Balku Wunuŋmurra yiḏaki, Dhaḻwaŋu clan. Parameters: key E (drone) / G (first toot);  lenght – 1340mm; mouthpiece diameter (internal) – 35mm; bell diameter (internal) – 80-90mm . The painting on this yiḏaki refers to a sacred ceremonial trumpet of the Dhaḻwaŋu clan, called Dhadalal; the design represents a yam (yukuwa), and the bones of the red kangaroo (garrtjambal) hanging on feathered strings.

Ŋoŋu Ganambarr yiḏaki, Daṯiwuy clan. Parameters: key E (drone) / G (first toot);  lenght – 1320mm; mouthpiece diameter (internal) – 30mm; bell diameter (internal) – 70mm . Ŋoŋu is a talented yiḏaki player and maker, his instruments are amongst the best traditional didgeridoos of Northeast Arnhem Land. This yiḏaki is a part of a series he made in 2015, the designs refers to a Daṯiwuy story of an ancient shark stirring the water with his tail.

Special characters

For the pronunciation of the special characters see or guide.

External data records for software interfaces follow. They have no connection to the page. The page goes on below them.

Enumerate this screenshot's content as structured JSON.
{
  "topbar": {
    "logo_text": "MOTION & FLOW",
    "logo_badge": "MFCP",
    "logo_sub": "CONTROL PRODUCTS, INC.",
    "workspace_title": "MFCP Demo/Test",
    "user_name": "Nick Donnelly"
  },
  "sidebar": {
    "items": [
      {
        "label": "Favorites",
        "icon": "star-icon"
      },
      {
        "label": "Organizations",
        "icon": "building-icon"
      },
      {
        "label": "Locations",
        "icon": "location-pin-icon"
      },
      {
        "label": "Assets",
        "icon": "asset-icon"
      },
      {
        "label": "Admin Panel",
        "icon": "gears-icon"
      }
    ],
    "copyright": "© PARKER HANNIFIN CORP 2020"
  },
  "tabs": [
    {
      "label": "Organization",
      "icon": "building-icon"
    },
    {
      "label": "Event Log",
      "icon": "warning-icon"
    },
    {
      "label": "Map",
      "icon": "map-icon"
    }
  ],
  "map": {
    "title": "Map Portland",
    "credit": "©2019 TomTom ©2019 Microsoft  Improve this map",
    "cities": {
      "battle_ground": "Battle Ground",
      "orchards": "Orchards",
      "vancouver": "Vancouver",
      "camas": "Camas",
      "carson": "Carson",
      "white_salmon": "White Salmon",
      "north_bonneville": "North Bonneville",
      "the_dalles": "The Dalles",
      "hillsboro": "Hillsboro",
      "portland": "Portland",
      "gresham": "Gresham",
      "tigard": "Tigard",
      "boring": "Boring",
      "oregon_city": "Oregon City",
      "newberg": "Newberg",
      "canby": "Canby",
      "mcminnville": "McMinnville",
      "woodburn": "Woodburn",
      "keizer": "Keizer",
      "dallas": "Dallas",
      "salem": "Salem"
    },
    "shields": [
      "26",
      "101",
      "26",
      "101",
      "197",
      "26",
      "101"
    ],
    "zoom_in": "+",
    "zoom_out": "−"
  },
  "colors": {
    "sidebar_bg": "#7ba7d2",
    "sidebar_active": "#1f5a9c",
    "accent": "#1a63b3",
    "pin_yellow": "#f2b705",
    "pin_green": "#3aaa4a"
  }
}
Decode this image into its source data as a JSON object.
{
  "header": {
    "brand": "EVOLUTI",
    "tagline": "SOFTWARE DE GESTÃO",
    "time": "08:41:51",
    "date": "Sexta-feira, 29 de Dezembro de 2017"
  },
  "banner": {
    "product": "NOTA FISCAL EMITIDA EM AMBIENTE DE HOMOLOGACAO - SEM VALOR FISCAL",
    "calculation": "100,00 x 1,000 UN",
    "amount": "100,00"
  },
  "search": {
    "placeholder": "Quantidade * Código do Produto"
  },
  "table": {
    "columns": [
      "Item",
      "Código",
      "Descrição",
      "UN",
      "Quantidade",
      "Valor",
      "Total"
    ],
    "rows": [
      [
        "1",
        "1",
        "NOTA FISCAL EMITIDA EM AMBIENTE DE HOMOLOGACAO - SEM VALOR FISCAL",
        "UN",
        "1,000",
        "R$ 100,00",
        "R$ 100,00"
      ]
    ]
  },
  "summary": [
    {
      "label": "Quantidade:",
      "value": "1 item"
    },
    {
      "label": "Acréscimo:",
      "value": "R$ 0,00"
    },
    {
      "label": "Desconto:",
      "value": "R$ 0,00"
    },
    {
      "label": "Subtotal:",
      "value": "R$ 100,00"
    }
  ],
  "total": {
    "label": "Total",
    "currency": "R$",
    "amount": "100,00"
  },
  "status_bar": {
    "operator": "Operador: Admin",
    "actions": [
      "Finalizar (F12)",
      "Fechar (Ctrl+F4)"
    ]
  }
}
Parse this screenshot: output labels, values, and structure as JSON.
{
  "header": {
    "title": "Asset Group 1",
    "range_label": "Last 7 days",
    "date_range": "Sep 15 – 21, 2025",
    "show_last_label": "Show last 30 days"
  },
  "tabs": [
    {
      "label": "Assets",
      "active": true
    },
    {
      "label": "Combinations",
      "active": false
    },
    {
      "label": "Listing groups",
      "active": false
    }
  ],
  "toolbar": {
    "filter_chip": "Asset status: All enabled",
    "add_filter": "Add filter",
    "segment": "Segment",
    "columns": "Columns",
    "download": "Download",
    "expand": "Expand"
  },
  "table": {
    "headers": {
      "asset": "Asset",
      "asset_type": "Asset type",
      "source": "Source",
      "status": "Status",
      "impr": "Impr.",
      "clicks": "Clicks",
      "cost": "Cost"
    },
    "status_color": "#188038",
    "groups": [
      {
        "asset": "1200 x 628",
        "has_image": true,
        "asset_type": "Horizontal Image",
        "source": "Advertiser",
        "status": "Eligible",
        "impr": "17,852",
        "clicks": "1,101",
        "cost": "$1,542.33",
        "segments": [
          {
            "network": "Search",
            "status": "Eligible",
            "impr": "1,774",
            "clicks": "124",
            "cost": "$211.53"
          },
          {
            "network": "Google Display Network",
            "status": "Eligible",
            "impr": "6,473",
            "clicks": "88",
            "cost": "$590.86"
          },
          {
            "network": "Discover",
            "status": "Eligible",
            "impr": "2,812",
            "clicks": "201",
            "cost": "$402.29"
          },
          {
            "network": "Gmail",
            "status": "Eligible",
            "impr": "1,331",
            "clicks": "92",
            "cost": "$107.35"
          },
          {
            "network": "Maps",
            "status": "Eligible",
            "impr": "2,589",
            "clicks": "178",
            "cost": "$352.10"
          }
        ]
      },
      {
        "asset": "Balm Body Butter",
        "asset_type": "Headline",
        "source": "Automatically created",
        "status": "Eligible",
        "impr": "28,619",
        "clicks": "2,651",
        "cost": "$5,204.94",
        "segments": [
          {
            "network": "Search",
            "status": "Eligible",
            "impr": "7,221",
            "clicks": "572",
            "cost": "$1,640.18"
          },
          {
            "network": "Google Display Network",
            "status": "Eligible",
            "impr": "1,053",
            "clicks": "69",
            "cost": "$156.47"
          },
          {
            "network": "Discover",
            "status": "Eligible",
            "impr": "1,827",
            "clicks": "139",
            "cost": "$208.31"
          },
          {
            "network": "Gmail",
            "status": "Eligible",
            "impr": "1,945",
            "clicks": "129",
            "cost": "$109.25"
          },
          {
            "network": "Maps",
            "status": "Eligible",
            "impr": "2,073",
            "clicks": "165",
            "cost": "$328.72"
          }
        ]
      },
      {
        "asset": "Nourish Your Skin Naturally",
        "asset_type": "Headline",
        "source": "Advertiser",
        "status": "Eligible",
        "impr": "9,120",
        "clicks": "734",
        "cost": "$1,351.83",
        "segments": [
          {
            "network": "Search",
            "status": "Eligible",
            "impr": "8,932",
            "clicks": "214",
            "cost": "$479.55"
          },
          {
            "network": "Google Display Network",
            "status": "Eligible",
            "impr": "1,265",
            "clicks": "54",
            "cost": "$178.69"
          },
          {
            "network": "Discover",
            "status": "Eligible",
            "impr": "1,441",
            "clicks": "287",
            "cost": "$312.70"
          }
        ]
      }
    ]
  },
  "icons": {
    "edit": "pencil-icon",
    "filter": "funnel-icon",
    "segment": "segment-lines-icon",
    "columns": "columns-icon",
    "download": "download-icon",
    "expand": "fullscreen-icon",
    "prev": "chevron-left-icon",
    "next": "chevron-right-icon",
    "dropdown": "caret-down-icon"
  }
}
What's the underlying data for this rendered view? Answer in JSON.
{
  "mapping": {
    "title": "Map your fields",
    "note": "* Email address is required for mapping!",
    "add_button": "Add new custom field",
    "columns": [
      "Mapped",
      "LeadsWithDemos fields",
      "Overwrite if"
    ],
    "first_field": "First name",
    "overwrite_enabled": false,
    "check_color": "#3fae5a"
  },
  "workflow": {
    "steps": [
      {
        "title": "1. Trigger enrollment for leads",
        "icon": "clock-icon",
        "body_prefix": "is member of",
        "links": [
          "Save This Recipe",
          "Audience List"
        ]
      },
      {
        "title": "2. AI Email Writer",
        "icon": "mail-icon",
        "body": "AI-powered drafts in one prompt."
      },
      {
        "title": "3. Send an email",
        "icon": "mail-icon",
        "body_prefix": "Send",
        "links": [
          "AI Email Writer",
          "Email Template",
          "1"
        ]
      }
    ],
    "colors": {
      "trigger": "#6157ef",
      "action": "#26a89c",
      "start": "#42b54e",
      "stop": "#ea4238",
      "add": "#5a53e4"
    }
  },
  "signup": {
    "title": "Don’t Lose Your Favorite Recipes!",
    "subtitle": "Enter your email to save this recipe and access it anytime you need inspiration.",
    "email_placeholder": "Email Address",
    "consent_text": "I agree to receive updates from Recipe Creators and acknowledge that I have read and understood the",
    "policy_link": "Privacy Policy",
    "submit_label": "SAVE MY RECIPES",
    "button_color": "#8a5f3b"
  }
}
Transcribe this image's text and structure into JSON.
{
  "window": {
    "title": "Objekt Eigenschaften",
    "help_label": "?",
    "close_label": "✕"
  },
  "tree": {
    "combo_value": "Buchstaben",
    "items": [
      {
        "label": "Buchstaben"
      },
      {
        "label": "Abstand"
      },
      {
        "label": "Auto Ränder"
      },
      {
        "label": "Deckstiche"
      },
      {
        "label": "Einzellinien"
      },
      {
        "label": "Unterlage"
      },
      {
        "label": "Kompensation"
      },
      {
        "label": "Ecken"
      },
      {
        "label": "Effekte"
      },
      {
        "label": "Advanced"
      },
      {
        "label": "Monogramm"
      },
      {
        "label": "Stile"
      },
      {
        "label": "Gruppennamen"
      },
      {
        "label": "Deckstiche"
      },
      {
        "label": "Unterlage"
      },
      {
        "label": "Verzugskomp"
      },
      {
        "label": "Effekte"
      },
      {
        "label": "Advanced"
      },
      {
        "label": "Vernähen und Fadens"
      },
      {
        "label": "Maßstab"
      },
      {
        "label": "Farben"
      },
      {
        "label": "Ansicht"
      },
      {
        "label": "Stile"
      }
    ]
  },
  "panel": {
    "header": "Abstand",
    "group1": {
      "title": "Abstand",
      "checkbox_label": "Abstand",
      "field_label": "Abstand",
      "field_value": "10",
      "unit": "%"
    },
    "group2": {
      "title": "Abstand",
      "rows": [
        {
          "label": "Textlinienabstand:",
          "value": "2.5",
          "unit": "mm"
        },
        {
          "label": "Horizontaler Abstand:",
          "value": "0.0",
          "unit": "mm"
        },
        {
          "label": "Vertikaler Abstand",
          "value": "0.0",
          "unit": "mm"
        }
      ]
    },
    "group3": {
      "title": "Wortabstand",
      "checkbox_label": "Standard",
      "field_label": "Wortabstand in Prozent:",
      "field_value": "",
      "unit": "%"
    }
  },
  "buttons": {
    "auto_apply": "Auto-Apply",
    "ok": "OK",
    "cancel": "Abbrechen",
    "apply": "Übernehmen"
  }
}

There are substantial amounts of information about the yiḏaki circulated around, many of which are false and misleading.

Many didgeridoo enthusiasts use the name `yiḏaki` inaccurately. According to them the term is used to refer to a didgeridoo with superb playing qualities and sound, which is partly fitting. Considering the long history of the yiḏaki, which dates back to thousands of years of craftsmanship, skills and expertise developed since the first yiḏaki was made, these instruments bear the finest qualities – although not every instrument is the same, nor their craftsmen. Strictly speaking, the world ‘yiḏaki’ refers to the traditional didgeridoos, that are made by an Aboriginal person of Northeast Arnhem Land.
It is important to emphasise that the yiḏaki (and its name) is the cultural property of the Yolŋu clan-groups; creating the yiḏaki and playing it in clan songs is limited to the traditional custodians of the instrument only.

The yiḏaki became popular among the non-Indigenous didgeridoo enthusiasts during the last two decades or so. Several people bought the yiḏaki for its artistic and/or cultural value. On the other hand, numerous didgeridoo players would like to get hold of a traditional yiḏaki for its playing qualities, or in preference for their respect towards the tradition of the instrument. Today, the yiḏaki is played and enjoyed worldwide by music lovers and didgeridoo players.
To play the yiḏaki in a traditional style is possibly one of the hardest playing styles to master. To produce the `proper sound` is essential for the yiḏaki to be played in a traditional style, that allows the player to reach the real potential of these instruments.

To learn the technique takes lots of effort even for those who are already familiar with the basics of playing the didgeridoo. As the traditional style of playing differs from the contemporary style, it is vital and essential to learn and master the basics of this particular technique. We strongly recommend, that anyone who wishes to learn about the so called `yiḏaki playing style`, research thoroughly and learn from the traditional custodians of the instrument. There are a very few available teaching materials for those, who are unable to meet the Yolŋu players in person. We have listed some useful and `must read and/or listen` resources below.